Company B kept up the momentum by moving into the fields to the West of Balad Chanaq. There they came under 6 initiatives worth of SOS Barrages and HMG fire, all being coordinated from the southern-most building in Balad. The Sikhs eventually suffered one eliminated stand and several suppressions (all of which were handily rallied by their PC) they were also effectively held in place.
Unfortunately for the Turks, the British CC mobilized Sikh company C to continue the push on the Western flank. They pushed forward through the fire that was being brought to bear on coy. B. Then when moving into a more Northerly field Company C was hit by a coordinated crossfire from both Turkish HMGs. Two Sections were suppressed but the other half of the Platoon eventually occupied a palm grove just north of the Northern building of Balad Chanaq.
The Turks kept up desultory fire against their opponents in the West, losing the initiative many times due to a failure to Suppress (despite inflicting many Pins, which the Sikhs quickly rallied from) or failure to rally. The unpinned remains of Sikh Company C launch an assault against the Arabs in the northernmost building in Balad. There is a brief struggle but the Arabs are defeated and the building occupied.

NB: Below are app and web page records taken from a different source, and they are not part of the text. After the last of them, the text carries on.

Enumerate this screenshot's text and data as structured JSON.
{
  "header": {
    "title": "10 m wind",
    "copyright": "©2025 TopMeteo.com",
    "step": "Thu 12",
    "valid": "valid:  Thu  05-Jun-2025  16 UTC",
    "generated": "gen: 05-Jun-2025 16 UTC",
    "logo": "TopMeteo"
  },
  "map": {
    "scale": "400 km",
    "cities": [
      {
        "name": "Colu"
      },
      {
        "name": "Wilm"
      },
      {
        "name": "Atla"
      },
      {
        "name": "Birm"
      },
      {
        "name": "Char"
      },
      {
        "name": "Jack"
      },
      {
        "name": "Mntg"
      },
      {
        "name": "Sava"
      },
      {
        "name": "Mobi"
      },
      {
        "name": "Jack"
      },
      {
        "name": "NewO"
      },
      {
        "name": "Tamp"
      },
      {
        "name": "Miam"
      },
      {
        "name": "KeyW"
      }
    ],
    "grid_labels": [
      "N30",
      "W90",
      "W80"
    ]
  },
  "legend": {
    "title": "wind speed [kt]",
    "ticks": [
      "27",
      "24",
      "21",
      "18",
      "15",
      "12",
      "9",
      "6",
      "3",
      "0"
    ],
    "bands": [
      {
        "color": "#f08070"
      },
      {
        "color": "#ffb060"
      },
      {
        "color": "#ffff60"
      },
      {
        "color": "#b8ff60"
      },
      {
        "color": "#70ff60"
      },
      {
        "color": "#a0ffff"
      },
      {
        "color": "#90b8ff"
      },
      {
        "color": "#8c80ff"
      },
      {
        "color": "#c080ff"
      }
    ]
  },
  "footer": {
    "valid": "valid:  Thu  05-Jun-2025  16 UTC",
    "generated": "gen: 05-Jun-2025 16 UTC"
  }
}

As the SOS barrage lifts an assault is made by Sikh coy B against the HMG that has been tormenting it. Victory is quick. One section of Sikhs go to ground outside the building, the others move in to occupy thus occupying the fourth Turkish terrain piece. At the same time the AC has rushed forward and suppressed the Turkish HMG and a rifle section in the orchard. The Turkish platoon has turned to face the north but are now effectively held in place by the threat of fire from the Sikhs in Balad or the AC.
A full strength Turkish rifle section comes on board and assaults the Sikhs in the northern part of the village but they are handily defeated. This is followed by a Sikh assault on Wadi Sharqiya which wipes away the Turkish defenders. At this point the victory conditions have been met and also the situation is clearly hopeless for the Ottoman. Later Ottoman prisoners are escorted back into British lines. The local Sheikhs promise to be docile, though many British sentries still die in the night and rifles disappear by the dozen. The war moves by Balad Chanaq…
Sunday, August 9, 2009
Mostly, though I put sand and stuff on the bases on some of the many of my WWI figs that have plain bases. All in preparation for my big (read 3 foot by 5 foot) solo game of later this week. I'd like to do a Mesopotamia Insurrection 1920 game using Crossfire or Price of Glory, but I only own three building models and I only have one unit of painted Arabs! (That just wouldn't do.)
Still haven't settled on rules to use. They have to work with small forces on a small table. Crossfire will probably do, with some mods.
Thursday, August 6, 2009
By way of proving I'm still around, here's what I've been doing:
1. Finished painting Indian Mountain Gun & gunners; finished Sikh Vickers Team; nearly finished with four Battle Honors Arabs (more about this later); assembled and mounted for painting Artizan Arab irregular Lewis Gun team; mounted 8 Brigade / Artizan Arab Irregulars; basecoated and applied a wash to a Sikh 2.75" mountain gun team (the gun is painted).
2. Bought 27 old minifig painted Sikhs off e-bay; bought painted Asienkorp figures and artillery from Helen.
3. I've been reading: an article from Blackwood's Magazine (1921) called "The Rifle Thieves of Iraq"; the official history of the East Africa campaign (1914-1916); some old Chris Peers articles in WI on East Africa; a book of military despatches from T.E. Lawrence.
4. My family will be out of town for a week so I'm planning at least one solo game at home. Not sure what rules I'll use, maybe CRossfire, maybe Square Bashing.